He has had multiple retirements and career involvements. He and his wife Bonnie have written a book, Hearts of Courage published in 2008, the story of his father’s survival from a plane crash in Alaska in 1943. The story behind the book is in this 2009 article.
There have been two CEO’s since John at the credit union. The airline sponsor has gone through much turmoil including bankruptcy, mergers and leadership changes. The relationship of the credit union and its sponsor has continued strong even through numerous board changes.
The one strategic change John made as CEO was to take advantage of the TIP field of membership option. This permitted the personnel of other employers, co-workers at the airports, to become members of AAFCU. Airports in many ways became the credit union’s communities.
Speaking on Leadership
A favorite topic for John is his Principles of Leadership which he developed into a 50 slide presentation to the Aerospace conference in 2018.
The speech summarized his multiple professional and personal interests in a diagram similar to the UCLA basketball coach John Wooden’s nine principles of leadership. Here is John’s organizational template using a similar framework for credit unions.
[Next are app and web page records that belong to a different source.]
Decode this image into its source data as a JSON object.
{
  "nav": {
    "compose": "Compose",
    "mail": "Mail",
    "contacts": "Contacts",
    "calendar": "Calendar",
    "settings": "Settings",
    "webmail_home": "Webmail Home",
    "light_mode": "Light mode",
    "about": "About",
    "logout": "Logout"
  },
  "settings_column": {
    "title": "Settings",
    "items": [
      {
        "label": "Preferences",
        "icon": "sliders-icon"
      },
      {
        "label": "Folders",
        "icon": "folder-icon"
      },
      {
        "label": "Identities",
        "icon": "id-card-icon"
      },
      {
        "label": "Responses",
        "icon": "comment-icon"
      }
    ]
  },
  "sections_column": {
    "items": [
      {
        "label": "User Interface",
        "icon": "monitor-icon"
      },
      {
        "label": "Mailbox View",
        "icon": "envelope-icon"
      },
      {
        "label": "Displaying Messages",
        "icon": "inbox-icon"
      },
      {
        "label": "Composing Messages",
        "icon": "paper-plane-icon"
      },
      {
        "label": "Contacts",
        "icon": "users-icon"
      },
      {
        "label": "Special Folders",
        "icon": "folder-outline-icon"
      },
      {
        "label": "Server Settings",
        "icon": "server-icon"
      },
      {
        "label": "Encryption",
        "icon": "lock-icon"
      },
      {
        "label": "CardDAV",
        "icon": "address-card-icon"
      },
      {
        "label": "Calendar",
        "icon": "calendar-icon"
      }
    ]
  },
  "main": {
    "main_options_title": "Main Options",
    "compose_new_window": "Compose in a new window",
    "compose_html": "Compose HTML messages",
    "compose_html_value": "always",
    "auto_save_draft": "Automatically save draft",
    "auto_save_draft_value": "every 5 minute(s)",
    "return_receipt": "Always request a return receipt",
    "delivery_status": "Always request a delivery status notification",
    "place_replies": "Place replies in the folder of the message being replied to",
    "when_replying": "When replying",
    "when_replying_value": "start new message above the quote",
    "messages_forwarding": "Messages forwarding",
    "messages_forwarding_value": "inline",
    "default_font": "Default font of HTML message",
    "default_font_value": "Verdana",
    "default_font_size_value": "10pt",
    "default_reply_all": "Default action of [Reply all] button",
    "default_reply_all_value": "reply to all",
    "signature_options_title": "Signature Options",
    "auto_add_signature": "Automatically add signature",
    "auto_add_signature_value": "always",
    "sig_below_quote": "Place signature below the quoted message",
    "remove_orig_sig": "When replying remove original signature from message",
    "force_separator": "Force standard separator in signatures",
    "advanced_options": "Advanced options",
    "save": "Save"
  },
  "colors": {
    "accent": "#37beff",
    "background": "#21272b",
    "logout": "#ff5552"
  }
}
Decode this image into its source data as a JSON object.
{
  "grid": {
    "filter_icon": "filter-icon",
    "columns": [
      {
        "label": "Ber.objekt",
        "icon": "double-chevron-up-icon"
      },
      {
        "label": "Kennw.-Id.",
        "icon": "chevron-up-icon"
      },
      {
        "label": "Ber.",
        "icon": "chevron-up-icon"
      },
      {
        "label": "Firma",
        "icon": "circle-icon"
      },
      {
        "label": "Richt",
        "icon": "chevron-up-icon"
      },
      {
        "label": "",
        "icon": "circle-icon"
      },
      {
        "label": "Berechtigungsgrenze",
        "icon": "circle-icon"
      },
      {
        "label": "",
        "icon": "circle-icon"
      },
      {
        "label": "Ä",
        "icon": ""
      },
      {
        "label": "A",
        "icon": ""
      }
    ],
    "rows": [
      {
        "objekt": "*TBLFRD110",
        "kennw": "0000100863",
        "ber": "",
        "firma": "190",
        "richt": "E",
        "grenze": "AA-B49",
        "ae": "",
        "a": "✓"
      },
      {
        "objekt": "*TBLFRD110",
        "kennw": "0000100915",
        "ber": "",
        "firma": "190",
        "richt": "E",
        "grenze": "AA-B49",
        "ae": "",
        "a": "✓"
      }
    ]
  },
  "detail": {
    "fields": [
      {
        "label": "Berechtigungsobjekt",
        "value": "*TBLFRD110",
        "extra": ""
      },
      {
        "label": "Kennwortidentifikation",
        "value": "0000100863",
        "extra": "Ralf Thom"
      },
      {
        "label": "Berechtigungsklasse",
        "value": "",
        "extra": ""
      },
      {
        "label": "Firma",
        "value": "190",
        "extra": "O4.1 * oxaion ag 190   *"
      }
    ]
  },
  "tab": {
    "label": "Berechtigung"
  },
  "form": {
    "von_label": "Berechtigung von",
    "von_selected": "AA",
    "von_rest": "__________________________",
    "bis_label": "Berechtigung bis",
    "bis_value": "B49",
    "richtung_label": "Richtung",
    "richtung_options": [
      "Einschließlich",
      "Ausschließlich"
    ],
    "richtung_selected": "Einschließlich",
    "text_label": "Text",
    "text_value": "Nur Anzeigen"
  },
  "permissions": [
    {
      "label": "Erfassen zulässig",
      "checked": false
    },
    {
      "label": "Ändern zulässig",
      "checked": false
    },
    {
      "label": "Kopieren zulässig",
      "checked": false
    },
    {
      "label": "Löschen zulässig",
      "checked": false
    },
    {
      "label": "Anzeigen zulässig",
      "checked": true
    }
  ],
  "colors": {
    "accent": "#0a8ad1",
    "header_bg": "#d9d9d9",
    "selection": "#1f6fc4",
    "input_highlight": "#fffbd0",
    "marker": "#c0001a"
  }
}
The slides develop each of the nine points using examples from his numerous life experiences. The speech summarizes his approach to leadership. It also characterizes how he sees meaning in his multiple organizational and personal responsibilities.
The Underutilized Resource
John is now working on a book about his 25 years in credit unions. His activities are just one of multiple examples of credit union leaders who have stepped down but continue to follow credit union events. For many, these professional years are the most satisfying responsibility they have had.
Look around. There are examples of professional experiences and resources in every community, often like John, willing to provide perspective and an occasional assist. They see the world differently, often with more clarity than incumbents might assume.
And sometimes they are even delightful guests for the board, employees and members to hear from when those occasions arise.
In his book, John talks about his father’s recounting his story to youth leaders. Joseph would encourage them to keep teaching the lessons, because even though they might not seem to care, “kids are hearing and someday they may really, really appreciate what they learned.”
Life stories are not just for kids. For the past is never past, but always present.